The people behind the Revival even tweaked the graphics a bit. No One Lives Forever now supports widescreen format and HD resolutions, the anti-aliasing looks better, and to me it seems like the textures and lighting are popping a little more. It won’t be mistaken for a modern game, but the graphics were good for their day, and with the tweaks, they’re holding up pretty well all things considered.

Unexpected Turbulence, one of the greatest missions in gaming historyI have encountered a few issues here and there, but nothing game-breaking. Most notably all the keybindings were messed up at first for some reason, but it was nothing a few minutes of rebinding couldn’t fix.

I don’t know if I’ll play through the whole game again. I’ve played this game an enormous amount, even if the last time was about fifteen years ago. I can still quote most of the conversations verbatim. Says something to just how memorable the game was/is.

That said, I do feel kind of tempted to at least get to Unexpected Turbulence… or maybe Rendezvous in Hamburg. Always liked that one.

I went into No One Lives Forever 2 long enough to verify that it works, but I didn’t explore it in any depth. I do plan to play through it, though. It’s another game I missed out on due to Real Life, so it’s all new to me.

I’m kind of nervous, honestly. After how brilliant the first was, and after so much time, how can it possibly live up to expectations? I feel disappointment may be inevitable. And I know they replaced the voice actress for Cate Archer, which is a heinous sin.

But still, I need closure.

Cate Archer in No One Lives Forever 2: A Spy in H.A.R.M's WayNow, I will be honest: This Revival Edition is essentially piracy, and normally I don’t approve of that. I believe that creators should be paid for their works.

But there are a number of extenuating circumstances here.

Firstly, and perhaps most importantly, there is no legal way to obtain a copy of either NOLF game anymore (short of finding an original disc, and good luck with that). They haven’t been for sale in a very long time, and they’ve fallen into a legal limbo that may prevent them from ever going on sale again. I’d pay for these games if I could, but I can’t. It’s simply not an option.

Secondly, these games are classics. I don’t know about NOLF2 (yet), but The Operative is easily one of the greatest games ever made.

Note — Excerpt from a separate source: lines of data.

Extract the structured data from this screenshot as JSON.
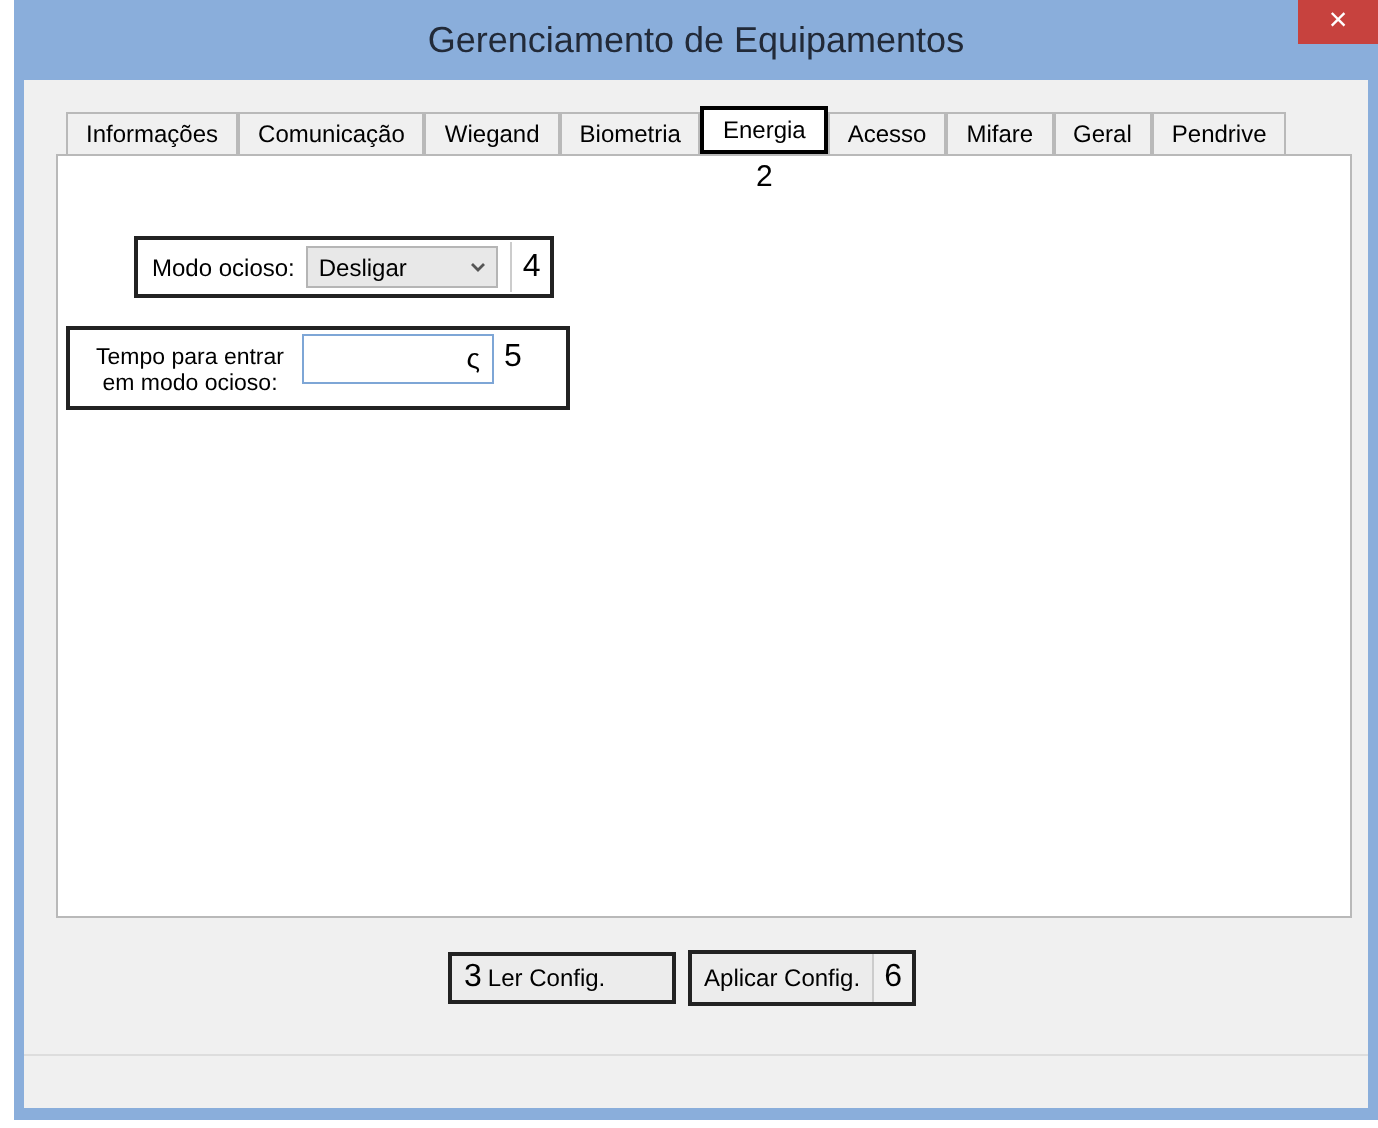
{
  "window": {
    "title": "Gerenciamento de Equipamentos",
    "close": "×"
  },
  "tabs": [
    {
      "label": "Informações",
      "selected": false
    },
    {
      "label": "Comunicação",
      "selected": false
    },
    {
      "label": "Wiegand",
      "selected": false
    },
    {
      "label": "Biometria",
      "selected": false
    },
    {
      "label": "Energia",
      "selected": true,
      "callout": "2"
    },
    {
      "label": "Acesso",
      "selected": false
    },
    {
      "label": "Mifare",
      "selected": false
    },
    {
      "label": "Geral",
      "selected": false
    },
    {
      "label": "Pendrive",
      "selected": false
    }
  ],
  "idle_mode": {
    "label": "Modo ocioso:",
    "value": "Desligar",
    "callout": "4"
  },
  "idle_time": {
    "label": "Tempo para entrar em modo ocioso:",
    "value": "ς",
    "callout": "5"
  },
  "buttons": [
    {
      "label": "Ler Config.",
      "callout": "3",
      "kind": "lead"
    },
    {
      "label": "Aplicar Config.",
      "callout": "6",
      "kind": "trail"
    }
  ]
}
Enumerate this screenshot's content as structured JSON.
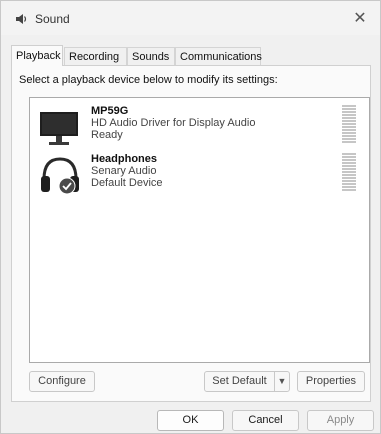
{
  "window": {
    "title": "Sound",
    "close_label": "✕"
  },
  "tabs": [
    {
      "label": "Playback",
      "active": true
    },
    {
      "label": "Recording",
      "active": false
    },
    {
      "label": "Sounds",
      "active": false
    },
    {
      "label": "Communications",
      "active": false
    }
  ],
  "playback": {
    "instruction": "Select a playback device below to modify its settings:",
    "devices": [
      {
        "name": "MP59G",
        "driver": "HD Audio Driver for Display Audio",
        "status": "Ready",
        "icon": "monitor-icon"
      },
      {
        "name": "Headphones",
        "driver": "Senary Audio",
        "status": "Default Device",
        "icon": "headphones-icon",
        "default": true
      }
    ]
  },
  "buttons": {
    "configure": "Configure",
    "set_default": "Set Default",
    "properties": "Properties",
    "ok": "OK",
    "cancel": "Cancel",
    "apply": "Apply"
  },
  "colors": {
    "accent_check": "#4a4a4a",
    "list_border": "#aaaaaa"
  }
}
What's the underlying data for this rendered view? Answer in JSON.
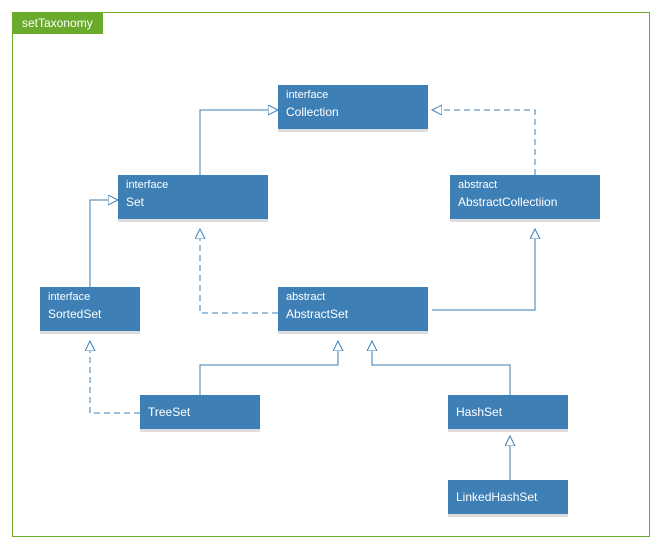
{
  "diagram": {
    "title": "setTaxonomy",
    "nodes": {
      "collection": {
        "stereotype": "interface",
        "name": "Collection"
      },
      "set": {
        "stereotype": "interface",
        "name": "Set"
      },
      "abstractCollection": {
        "stereotype": "abstract",
        "name": "AbstractCollectiion"
      },
      "sortedSet": {
        "stereotype": "interface",
        "name": "SortedSet"
      },
      "abstractSet": {
        "stereotype": "abstract",
        "name": "AbstractSet"
      },
      "treeSet": {
        "stereotype": "",
        "name": "TreeSet"
      },
      "hashSet": {
        "stereotype": "",
        "name": "HashSet"
      },
      "linkedHashSet": {
        "stereotype": "",
        "name": "LinkedHashSet"
      }
    },
    "edges": [
      {
        "from": "set",
        "to": "collection",
        "style": "solid"
      },
      {
        "from": "abstractCollection",
        "to": "collection",
        "style": "dashed"
      },
      {
        "from": "sortedSet",
        "to": "set",
        "style": "solid"
      },
      {
        "from": "abstractSet",
        "to": "set",
        "style": "dashed"
      },
      {
        "from": "abstractSet",
        "to": "abstractCollection",
        "style": "solid"
      },
      {
        "from": "treeSet",
        "to": "abstractSet",
        "style": "solid"
      },
      {
        "from": "hashSet",
        "to": "abstractSet",
        "style": "solid"
      },
      {
        "from": "treeSet",
        "to": "sortedSet",
        "style": "dashed"
      },
      {
        "from": "linkedHashSet",
        "to": "hashSet",
        "style": "solid"
      }
    ]
  }
}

It should not be lost to history. It deserves to be kept alive. Newer gamers need to have the opportunity to experience it.

So in this case I think it’s better to keep the games alive, no matter the method.

If you’ve never played No One Lives Forever before, I highly you take the opportunity to do so now and enjoy one of the high water marks of the gaming industry. And if you have played them before, enjoy them all over again in HD!